Meredith Aby (Fight Back! News/Staff)

Fight Back!: Many are saying that the occupation in Iraq is coming to an end. What is your view?

Meredith Aby: In a recent speech President Obama claimed, “Our commitment in Iraq is changing - from a military effort led by our troops to a civilian effort led by our diplomats.” But 50,000 U.S. troops and tens of thousands of contractors is an occupation plain and simple. The Democratic Party is worried about the mid-term elections this November and their base has strong opposition to the war in Iraq. The president is decreasing the amount of U.S. troops there as a crumb to anti-war Democrats. However, it is not a significant change in U.S. policy.

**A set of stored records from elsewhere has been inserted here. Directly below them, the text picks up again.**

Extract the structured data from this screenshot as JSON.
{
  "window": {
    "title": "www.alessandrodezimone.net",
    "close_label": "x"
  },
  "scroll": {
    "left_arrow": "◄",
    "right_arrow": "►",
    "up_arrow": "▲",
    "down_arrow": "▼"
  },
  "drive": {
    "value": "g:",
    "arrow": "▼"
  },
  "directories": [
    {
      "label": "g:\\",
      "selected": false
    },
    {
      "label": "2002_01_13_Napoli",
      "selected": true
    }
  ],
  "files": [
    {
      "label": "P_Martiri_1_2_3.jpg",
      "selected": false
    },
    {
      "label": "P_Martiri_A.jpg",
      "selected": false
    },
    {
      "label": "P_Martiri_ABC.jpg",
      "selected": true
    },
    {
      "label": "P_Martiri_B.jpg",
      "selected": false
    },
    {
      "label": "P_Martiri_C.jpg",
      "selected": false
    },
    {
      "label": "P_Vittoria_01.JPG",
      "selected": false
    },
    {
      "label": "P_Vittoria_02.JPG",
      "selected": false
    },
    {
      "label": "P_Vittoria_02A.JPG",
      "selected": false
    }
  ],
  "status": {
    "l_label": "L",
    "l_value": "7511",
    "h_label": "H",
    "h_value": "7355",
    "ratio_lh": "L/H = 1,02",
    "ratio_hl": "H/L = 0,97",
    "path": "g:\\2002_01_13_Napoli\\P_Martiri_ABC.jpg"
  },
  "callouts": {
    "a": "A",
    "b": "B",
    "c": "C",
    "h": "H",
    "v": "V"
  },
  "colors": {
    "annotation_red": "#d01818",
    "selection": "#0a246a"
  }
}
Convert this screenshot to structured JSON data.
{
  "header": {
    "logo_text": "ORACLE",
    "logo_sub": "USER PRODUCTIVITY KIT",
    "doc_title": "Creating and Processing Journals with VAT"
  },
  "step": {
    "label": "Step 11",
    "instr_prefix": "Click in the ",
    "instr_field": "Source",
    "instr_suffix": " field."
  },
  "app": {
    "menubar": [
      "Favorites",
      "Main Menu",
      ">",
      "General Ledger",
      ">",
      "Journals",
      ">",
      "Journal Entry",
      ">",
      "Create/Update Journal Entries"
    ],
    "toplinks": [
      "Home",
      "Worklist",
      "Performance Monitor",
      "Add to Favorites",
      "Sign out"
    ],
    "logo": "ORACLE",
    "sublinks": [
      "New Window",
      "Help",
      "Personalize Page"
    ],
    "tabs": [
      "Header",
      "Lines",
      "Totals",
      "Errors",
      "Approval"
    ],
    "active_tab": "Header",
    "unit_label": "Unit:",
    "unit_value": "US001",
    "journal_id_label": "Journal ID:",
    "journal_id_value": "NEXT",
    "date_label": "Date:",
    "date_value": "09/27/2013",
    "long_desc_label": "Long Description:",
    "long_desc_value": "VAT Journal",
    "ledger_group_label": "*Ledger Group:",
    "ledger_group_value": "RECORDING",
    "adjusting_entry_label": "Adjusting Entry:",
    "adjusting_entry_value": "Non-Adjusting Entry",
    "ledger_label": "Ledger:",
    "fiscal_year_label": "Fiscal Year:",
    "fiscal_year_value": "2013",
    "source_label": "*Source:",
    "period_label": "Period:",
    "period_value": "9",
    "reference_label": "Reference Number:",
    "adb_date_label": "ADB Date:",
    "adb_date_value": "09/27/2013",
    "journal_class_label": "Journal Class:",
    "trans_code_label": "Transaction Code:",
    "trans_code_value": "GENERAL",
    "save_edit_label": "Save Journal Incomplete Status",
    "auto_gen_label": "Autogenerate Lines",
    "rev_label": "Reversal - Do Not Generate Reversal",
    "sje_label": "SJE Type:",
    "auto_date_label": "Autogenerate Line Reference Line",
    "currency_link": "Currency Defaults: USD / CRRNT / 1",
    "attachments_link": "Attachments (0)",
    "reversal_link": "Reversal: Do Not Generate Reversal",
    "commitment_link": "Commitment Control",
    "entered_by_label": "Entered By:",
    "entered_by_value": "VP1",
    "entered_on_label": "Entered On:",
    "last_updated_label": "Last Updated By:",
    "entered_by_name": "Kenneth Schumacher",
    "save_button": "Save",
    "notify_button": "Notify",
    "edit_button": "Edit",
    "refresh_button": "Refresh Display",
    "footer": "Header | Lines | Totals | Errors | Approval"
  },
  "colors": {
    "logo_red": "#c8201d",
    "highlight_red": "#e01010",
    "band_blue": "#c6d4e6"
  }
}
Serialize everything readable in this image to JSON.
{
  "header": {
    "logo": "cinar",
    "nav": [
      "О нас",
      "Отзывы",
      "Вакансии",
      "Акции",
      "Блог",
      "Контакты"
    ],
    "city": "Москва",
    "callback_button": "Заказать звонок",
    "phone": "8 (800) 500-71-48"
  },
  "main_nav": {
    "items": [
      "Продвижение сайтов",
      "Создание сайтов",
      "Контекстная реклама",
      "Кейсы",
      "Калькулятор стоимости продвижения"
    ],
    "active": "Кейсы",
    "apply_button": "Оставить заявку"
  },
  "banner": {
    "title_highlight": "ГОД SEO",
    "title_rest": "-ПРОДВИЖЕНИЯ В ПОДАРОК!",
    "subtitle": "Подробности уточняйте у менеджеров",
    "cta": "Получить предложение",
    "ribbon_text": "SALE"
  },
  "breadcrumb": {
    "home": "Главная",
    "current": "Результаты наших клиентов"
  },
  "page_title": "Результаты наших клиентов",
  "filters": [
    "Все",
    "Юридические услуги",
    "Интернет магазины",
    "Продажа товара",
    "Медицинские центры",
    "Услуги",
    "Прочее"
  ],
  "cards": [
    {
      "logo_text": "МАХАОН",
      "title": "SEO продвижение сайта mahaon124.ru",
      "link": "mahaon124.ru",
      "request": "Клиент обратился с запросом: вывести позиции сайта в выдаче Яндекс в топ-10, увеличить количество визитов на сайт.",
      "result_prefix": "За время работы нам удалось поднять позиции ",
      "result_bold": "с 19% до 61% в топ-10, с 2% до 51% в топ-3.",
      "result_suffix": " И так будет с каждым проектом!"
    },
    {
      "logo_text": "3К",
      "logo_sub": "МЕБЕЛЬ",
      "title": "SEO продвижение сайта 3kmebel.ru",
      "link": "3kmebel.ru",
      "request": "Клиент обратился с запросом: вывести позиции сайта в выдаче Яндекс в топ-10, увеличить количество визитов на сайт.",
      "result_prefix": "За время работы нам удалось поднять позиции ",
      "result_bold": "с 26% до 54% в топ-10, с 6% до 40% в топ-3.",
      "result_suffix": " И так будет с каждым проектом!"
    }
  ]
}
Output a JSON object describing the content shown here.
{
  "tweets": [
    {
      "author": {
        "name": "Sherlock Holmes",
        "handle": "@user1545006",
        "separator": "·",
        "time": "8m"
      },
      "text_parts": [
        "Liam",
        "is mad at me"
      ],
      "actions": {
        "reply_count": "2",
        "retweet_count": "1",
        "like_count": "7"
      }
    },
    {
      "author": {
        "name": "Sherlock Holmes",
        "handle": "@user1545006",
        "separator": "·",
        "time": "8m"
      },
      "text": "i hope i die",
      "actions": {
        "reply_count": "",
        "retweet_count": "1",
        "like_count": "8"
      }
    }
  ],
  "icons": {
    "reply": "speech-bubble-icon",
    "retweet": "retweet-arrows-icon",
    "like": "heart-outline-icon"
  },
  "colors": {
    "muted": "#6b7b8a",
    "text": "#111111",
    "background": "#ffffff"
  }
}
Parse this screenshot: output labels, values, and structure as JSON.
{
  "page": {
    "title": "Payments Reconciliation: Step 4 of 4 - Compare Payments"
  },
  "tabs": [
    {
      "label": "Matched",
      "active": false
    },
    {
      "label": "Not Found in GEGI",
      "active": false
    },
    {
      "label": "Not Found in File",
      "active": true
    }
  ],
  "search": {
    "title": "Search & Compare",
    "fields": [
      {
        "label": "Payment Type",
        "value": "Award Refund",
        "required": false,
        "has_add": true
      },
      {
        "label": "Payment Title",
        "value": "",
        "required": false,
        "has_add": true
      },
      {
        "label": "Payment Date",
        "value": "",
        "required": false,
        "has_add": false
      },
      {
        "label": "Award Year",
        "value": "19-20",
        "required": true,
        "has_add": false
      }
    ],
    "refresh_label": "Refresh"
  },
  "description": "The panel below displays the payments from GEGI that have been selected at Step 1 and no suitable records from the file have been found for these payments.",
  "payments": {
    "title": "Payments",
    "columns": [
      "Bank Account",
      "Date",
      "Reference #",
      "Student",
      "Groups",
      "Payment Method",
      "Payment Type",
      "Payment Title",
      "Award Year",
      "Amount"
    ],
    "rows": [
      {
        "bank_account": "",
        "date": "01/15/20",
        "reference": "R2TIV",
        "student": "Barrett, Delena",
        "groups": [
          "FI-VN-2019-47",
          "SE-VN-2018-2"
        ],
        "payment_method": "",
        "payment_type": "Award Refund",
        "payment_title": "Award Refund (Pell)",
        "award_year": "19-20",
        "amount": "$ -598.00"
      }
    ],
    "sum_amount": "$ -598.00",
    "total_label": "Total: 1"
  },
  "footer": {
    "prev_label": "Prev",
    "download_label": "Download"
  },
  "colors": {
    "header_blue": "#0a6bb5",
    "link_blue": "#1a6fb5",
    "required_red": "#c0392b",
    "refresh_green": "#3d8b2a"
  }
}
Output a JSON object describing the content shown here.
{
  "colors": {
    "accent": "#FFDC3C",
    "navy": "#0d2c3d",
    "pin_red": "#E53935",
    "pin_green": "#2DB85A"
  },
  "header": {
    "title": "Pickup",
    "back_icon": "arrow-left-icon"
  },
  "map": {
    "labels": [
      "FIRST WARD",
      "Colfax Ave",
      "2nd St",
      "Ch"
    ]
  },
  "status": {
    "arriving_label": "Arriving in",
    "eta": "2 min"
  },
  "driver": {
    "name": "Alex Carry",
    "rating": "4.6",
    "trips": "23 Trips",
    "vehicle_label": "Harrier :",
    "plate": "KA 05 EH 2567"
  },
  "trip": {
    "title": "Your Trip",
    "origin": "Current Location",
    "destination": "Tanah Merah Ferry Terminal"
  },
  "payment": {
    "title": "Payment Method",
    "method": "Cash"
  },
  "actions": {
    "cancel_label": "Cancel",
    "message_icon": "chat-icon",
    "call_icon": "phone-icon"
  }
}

Obama’s foreign policy is the same now as it was a year ago; he has escalated the war in Afghanistan and is keeping enough troops in Iraq to keep the country under the thumb of U.S. imperialism, even though it isn’t the focus of current U.S. war efforts.

Fight Back!: Why is Iraq so important to the U.S.?

Meredith Aby: Iraq is critical to the U.S. for three main reasons. The number one reason is Iraq’s large oil reserves that are important to the U.S.’s economic agenda. The second reason is as a warning to other nationalist governments about the costs of standing up to the U.S. And finally, if the U.S. were to officially lose the war in Iraq that would be a huge blow to the U.S. in the region and around the globe. The U.S. went all in on this war and can’t leave without a victory or the U.S. will lose its status as a super power. In reality though, the U.S. is locked in a standstill with the resistance fighters in Iraq. The U.S. isn’t going to be able to come out of this war a stronger imperialist power because there is no way for the U.S. to win.

Fight Back!: What should the anti-war movement be doing about the occupation of Iraq?

Meredith Aby: Well it’s critical that the anti-war movement not drop the demand for a complete and immediate withdrawal from Iraq. While Afghanistan is naturally going to remain the focus for the anti-war movement in this period, we can’t let Iraq fall off the radar. If we do that, it lends credibility to the White House’s claim that the occupation is ending and will help people think that U.S. occupations can just be wished away. We need to keep building this movement and take to the streets demanding an immediate end to both the occupations of Iraq and Afghanistan.